How to Connect Philips Hue Lights to Amazon Echo

Connecting the Philips Hue lights to the Amazon Echo or Echo Dot—or any of Amazon's Alexa-enabled devices—is fairly easy, but if you want to do more than just dim and brighten your lights, it will take a few more steps. Here’s how to do it.

MORE: Philips Hue Lights - A Guide to What Each Does (and Costs)

1. Open the Alexa app, and select the Smart Home tab in the bottom right corner (the little house shape).

2. Select the plus sign in the top right corner.

3. Press the button on the Philips Hue bridge.

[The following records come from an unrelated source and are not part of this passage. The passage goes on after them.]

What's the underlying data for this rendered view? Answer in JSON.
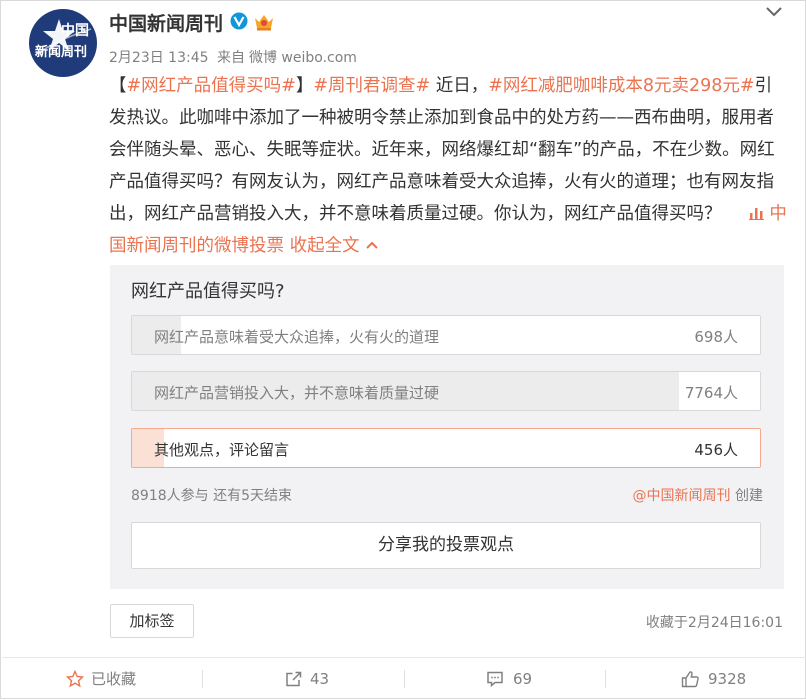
{
  "post": {
    "author": "中国新闻周刊",
    "avatar_text_line1": "中国",
    "avatar_text_line2": "新闻周刊",
    "verified_icon": "verified-v-icon",
    "member_icon": "crown-icon",
    "date": "2月23日 13:45",
    "source_prefix": "来自",
    "source": "微博 weibo.com",
    "content": {
      "bracket_open": "【",
      "tag1": "#网红产品值得买吗#",
      "bracket_close": "】",
      "tag2": "#周刊君调查#",
      "text1": " 近日，",
      "tag3": "#网红减肥咖啡成本8元卖298元#",
      "text2": "引发热议。此咖啡中添加了一种被明令禁止添加到食品中的处方药——西布曲明，服用者会伴随头晕、恶心、失眠等症状。近年来，网络爆红却“翻车”的产品，不在少数。网红产品值得买吗？有网友认为，网红产品意味着受大众追捧，火有火的道理；也有网友指出，网红产品营销投入大，并不意味着质量过硬。你认为，网红产品值得买吗？",
      "vote_link": "中国新闻周刊的微博投票",
      "collapse_link": "收起全文"
    },
    "accent_color": "#eb7350"
  },
  "poll": {
    "question": "网红产品值得买吗?",
    "options": [
      {
        "label": "网红产品意味着受大众追捧，火有火的道理",
        "count": "698人",
        "share": 0.078,
        "selected": false
      },
      {
        "label": "网红产品营销投入大，并不意味着质量过硬",
        "count": "7764人",
        "share": 0.871,
        "selected": false
      },
      {
        "label": "其他观点，评论留言",
        "count": "456人",
        "share": 0.051,
        "selected": true
      }
    ],
    "stats": "8918人参与 还有5天结束",
    "creator_link": "@中国新闻周刊",
    "creator_suffix": "创建",
    "share_button": "分享我的投票观点"
  },
  "footer": {
    "tag_button": "加标签",
    "fav_time": "收藏于2月24日16:01"
  },
  "actions": {
    "favorite": "已收藏",
    "repost": "43",
    "comment": "69",
    "like": "9328"
  }
}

Note: If you have an Echo Plus, you can skip this step, as the bulbs can connect directly to the Plus. However, we recommend using the Hue bridge (and the Philips Hue app), as it allows for much greater control over the lights.

4. Select "Add Device." A screen will appear, saying Alexa is discovering devices; after, your Philips Hue bulbs should appear in the Devices section of the Alexa app.

5. Group lights with other smart home devices. Under the Groups tab in the Alexa app, you can select multiple smart home devices so that you can control them as one. This is especially handy if you're grouping them by room. You can either add your Hue lights to an existing group, or create a new group.

6. Control Philips Hue lighting scenes. If you've created a scene in the Philips Hue app, you can discover and control it through Alexa. Select the Scenes tab, "Discover Scenes," and scroll to the one you want. This tab also displays scenes created by other apps, such as the Logitech Harmony remotes, so it can get confusing as to what scene you want to activate.

How to Change the Color of Your Philips Hue Lights Using Alexa

If you have Philips Hue lights that can change color, you can control what color they change to from within the Alexa app.

1. From the Devices menu, select the light whose color you wish to change. Here, you can also turn the light on and off, adjust its brightness, and change its name.

2. Press the Set Color button at the bottom.

3. Select the color you want. Note that the Alexa app limits you to 16 colors; if you are looking for more options, you can verbally say one of the hundreds of colors that work with Alexa, use the Philips Hue app itself, or set up a custom command using IFTTT.

How to Change the Color of Your Philips Hue Lights Using Alexa and IFTTT

You can also change the color of your lights by linking your Alexa account to IFTTT, and creating an applet.

6. First, Authorize Alexa to work with your IFTTT account.

7. Open the IFTTT app (or website) and select Create an Applet.

8. Press the This button. This will let you select a trigger.

9. Select the Amazon Alexa icon.

10. Choose "Say a specific phrase.” This will activate the Echo when you say “Alexa trigger…”

11. Enter the phrase you wish to use. If you want the lights to turn blue, type “lights to blue” and press Next.

12. Select “That”.

13. Scroll down and select the Philips Hue icon.

14. Choose Change Color. Here, you can select not just the color you want the lights to change to, but also which lights you want to change color. Then press Next.

16. Press Finish in the following screen to activate the applet. Here, you can also specify whether or not you want to receive a notification every time the applet runs.

Keep in mind that if you want to simply turn the lights on or off, you have to say “Alexa, turn living room lights on.” However, if you’re going through IFTTT, you’ll need to say “Alexa, trigger lights to red.”

MORE: For more Alexa-related tips, tricks, and how-tos, check out our complete guide to Alexa.

Mike Prospero
U.S. Editor-in-Chief, Tom's Guide

Michael A. Prospero is the U.S. Editor-in-Chief for Tom’s Guide. He oversees all evergreen content and oversees the Homes, Smart Home, and Fitness/Wearables categories for the site. In his spare time, he also tests out the latest drones, electric scooters, and smart home gadgets, such as video doorbells. Before his tenure at Tom's Guide, he was the Reviews Editor for Laptop Magazine, a reporter at Fast Company, the Times of Trenton, and, many eons back, an intern at George magazine. He received his undergraduate degree from Boston College, where he worked on the campus newspaper The Heights, and then attended the Columbia University school of Journalism. When he’s not testing out the latest running watch, electric scooter, or skiing or training for a marathon, he’s probably using the latest sous vide machine, smoker, or pizza oven, to the delight — or chagrin — of his family.